If you’re like most students, then you’ll probably need to take on some debt in order to pay for college and living expenses while you attend school. However, minimizing the number of student loans you need to take out means you’ll spend less time paying them off once you graduate.
So, how can you cut down on costs as a college student? Here are 10 money-saving tips.
1. Apply for Financial Aid & Scholarships Every Year
This should be the first item on your list when you get your acceptance letter. Fill out the FAFSA (Free Application for Federal Student Aid), even if you think you won’t qualify for much financial assistance. You might be surprised by the grants, loans, and work-study options you can get from the federal government. Be sure to submit your financial aid applications every year you’re attending school.
You should also consider applying for scholarships that you qualify for. Even small scholarships can help offset the costs of college, especially if you’re awarded more than one. In fact, the competition for smaller, niche awards are often lower, making them easier to get.
2. Make a Budget
If you’ve got money in your bank account, it’s the easiest thing in the world to spend it. However, you need to be practical about how you’re using your money if you want to get through college with minimal debt. That’s where a budget comes in.
Making a budget will help you track your money and limit overspending. You’ll know your fixed expenses and you’ll become more aware of your spending habits. You can still have fun— just make sure you budget for it!
You can make your budget manually on paper if you want, but there are also convenient online budget tools and apps that are easier for some people to use and stick to. Find what works best for you!
3. Buy Used Textbooks and Sell Them Back
New textbooks can be incredibly expensive, and if you’re taking multiple classes at a time, you can easily spend hundreds of dollars a semester on books you’re probably never going to read again after your class ends. It makes a lot of sense to buy used when you can (sometimes this isn’t an option if the textbook has been significantly updated).
Your school’s bookstore might offer used copies of the textbooks you need, but you can also shop for used textbooks online. Just make sure you’re buying the right edition and that the book will actually arrive in time for the first day of class.
You should definitely sell your textbooks when you’re done with them. You’ll get some of the money you paid back, and you’ll be helping another student save money too!
4. Use University Services & Facilities
You pay fees to help support all the services and facilities that your school offers, so why not use them? Work out at the campus gym, do your printing at the library, and make an appointment with the school’s health center when you don’t feel well.

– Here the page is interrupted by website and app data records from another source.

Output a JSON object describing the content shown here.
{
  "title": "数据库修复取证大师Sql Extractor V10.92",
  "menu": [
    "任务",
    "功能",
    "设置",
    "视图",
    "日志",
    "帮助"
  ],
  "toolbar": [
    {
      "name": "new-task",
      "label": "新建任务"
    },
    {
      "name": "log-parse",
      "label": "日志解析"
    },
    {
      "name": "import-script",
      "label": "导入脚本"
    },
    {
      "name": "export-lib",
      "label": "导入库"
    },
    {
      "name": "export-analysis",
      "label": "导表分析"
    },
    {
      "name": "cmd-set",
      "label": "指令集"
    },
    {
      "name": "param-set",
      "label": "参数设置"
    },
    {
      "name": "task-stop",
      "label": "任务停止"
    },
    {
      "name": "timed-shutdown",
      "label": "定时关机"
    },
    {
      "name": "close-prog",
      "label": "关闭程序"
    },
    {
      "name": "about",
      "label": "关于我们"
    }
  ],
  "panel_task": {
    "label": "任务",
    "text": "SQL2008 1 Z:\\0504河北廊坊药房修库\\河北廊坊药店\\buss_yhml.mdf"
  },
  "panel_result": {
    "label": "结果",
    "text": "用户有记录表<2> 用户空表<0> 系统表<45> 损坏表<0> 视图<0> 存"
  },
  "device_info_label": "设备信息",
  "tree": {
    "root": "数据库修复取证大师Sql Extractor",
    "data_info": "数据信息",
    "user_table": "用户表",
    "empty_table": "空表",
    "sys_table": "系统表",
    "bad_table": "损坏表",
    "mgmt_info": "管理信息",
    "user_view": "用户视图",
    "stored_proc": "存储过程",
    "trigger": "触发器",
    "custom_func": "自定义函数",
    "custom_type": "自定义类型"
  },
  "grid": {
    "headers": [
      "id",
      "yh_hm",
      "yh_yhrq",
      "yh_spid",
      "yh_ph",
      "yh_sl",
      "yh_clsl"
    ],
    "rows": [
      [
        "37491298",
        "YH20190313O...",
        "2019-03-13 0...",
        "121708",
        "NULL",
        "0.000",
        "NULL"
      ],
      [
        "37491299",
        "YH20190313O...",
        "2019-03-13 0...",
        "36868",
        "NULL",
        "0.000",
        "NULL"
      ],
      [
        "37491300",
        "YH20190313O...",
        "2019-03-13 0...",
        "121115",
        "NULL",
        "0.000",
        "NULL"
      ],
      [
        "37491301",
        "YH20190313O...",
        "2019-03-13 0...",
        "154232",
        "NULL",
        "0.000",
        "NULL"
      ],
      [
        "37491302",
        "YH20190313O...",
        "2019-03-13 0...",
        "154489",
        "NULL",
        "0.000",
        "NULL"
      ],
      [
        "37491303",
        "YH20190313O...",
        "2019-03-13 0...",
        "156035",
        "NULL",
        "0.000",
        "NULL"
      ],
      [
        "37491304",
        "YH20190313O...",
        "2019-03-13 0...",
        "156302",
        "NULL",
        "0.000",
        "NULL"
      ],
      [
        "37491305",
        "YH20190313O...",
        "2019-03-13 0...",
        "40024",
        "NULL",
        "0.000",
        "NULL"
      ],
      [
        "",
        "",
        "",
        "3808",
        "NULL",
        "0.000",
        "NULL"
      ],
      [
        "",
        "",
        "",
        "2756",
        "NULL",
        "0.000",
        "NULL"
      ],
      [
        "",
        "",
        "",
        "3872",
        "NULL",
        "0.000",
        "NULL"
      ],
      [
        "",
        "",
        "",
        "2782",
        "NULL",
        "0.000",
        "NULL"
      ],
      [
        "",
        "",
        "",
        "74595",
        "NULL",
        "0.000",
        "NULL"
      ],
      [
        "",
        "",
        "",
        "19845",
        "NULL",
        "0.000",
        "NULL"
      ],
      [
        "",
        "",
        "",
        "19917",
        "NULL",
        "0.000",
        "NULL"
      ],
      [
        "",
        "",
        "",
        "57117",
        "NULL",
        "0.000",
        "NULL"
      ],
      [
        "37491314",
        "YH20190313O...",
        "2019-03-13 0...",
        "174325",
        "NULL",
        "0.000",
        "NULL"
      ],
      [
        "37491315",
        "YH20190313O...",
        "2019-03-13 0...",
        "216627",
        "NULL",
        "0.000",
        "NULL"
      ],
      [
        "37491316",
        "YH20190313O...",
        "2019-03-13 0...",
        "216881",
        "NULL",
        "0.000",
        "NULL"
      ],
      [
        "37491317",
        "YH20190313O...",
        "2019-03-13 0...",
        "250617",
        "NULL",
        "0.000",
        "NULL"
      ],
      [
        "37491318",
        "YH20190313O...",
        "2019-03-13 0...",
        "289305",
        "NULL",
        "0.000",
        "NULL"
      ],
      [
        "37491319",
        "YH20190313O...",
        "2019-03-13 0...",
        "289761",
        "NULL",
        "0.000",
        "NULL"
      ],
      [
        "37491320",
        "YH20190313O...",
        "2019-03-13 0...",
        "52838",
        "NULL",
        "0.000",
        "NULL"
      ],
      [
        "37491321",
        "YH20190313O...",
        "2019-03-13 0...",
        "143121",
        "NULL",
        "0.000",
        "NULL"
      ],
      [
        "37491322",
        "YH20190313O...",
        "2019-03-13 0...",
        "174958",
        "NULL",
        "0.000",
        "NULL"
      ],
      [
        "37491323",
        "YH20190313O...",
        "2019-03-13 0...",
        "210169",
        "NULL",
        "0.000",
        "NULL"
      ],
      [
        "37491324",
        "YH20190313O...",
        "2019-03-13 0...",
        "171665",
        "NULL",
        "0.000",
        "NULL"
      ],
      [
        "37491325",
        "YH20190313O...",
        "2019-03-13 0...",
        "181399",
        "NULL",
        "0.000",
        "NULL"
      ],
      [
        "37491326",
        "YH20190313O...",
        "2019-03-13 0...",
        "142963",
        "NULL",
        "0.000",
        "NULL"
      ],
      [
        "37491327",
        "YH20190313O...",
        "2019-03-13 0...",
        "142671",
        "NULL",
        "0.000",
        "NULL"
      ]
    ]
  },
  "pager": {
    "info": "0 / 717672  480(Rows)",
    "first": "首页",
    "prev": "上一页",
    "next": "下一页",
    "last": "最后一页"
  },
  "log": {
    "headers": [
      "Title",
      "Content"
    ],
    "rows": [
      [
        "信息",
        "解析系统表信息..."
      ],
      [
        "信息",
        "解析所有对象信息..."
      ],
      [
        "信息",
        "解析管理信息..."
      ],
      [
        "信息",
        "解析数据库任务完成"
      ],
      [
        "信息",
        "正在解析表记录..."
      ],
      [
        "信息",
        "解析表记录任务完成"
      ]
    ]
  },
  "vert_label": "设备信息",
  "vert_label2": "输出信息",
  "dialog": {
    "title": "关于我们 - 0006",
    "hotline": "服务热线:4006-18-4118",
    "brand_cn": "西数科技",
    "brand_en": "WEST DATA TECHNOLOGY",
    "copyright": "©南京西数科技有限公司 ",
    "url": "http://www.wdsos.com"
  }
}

Many students don’t know just how many campus services their school offers. Do some digging and discover new ways to save money by leveraging campus resources.
5. Cook for Yourself (or Use Your Meal Plan)
If you live on-campus in a dorm, then you probably don’t have much more than a microwave and a mini-fridge. However, if you do have housing that gives you the option of cooking, take advantage of the savings! Cooking at home is much cheaper (and healthier) than eating out.
No kitchen? Use your meal plan and limit eating out. You’ve already paid for your meal plan, so you’re essentially paying for meals twice when you eat out. Treat yourself occasionally, but use your meal plan as much as possible.
6. Use Public Transportation
Depending on where your school is located, you might be able to use public transit to get to campus. Even if you need a car to drive home or to make grocery trips, minimizing your driving will save you a lot in gas and wear and tear.
Many transit authorities offer students cheaper fares on buses and trains, so make sure you’re getting the reduced rate. You might also be able to avoid paying a parking fee on campus, which could save you hundreds each year.
7. Check for Student Discounts
There are perks to being a student, including discounted rates for everything from museums to retail stores. Don’t pass up the savings whenever they’re available and keep your student ID in your wallet if you need to show proof. Student discounts aren’t always posted, so it doesn’t hurt to ask if you don’t see a reduced rate posted!
8. Consider Low-Risk Investments
College isn’t the time to make big, risky investments with your money, but starting to explore low-risk investments can be a great way to start building your wealth and portfolio for the future. Investing in index funds or an IRA won’t pay for your tuition, but it could help you get a financial leg up later on.
9. Take Advantage of Free Entertainment
Entertainment can be expensive, but you can still find cheap or free things to do in your spare time. Look around campus for events, check out free concerts, and stay up-to-date on what’s happening nearby. You can also walk, hike, or bike if your school has nearby trails.
10. Get a Part-Time Job
When you’re busy with school, a job might be the last thing on your mind. But if you can swing a part-time job, either on or off-campus, you’ll be able to significantly offset some of your expenses.
If you’re attending an online program you’re likely to have more daytime flexibility, but on-campus students can usually find something that works with their schedule too. Employers in college towns know that students have to put their schoolwork first and can often accommodate different scheduling needs.
Being Frugal Pays Off
Although many of these tips won’t save much money on their own, they can really add up when you put them together. Over four years of school, being frugal can really pay off and make your life easier post-graduation. Always be on the lookout for ways to save—both big and small.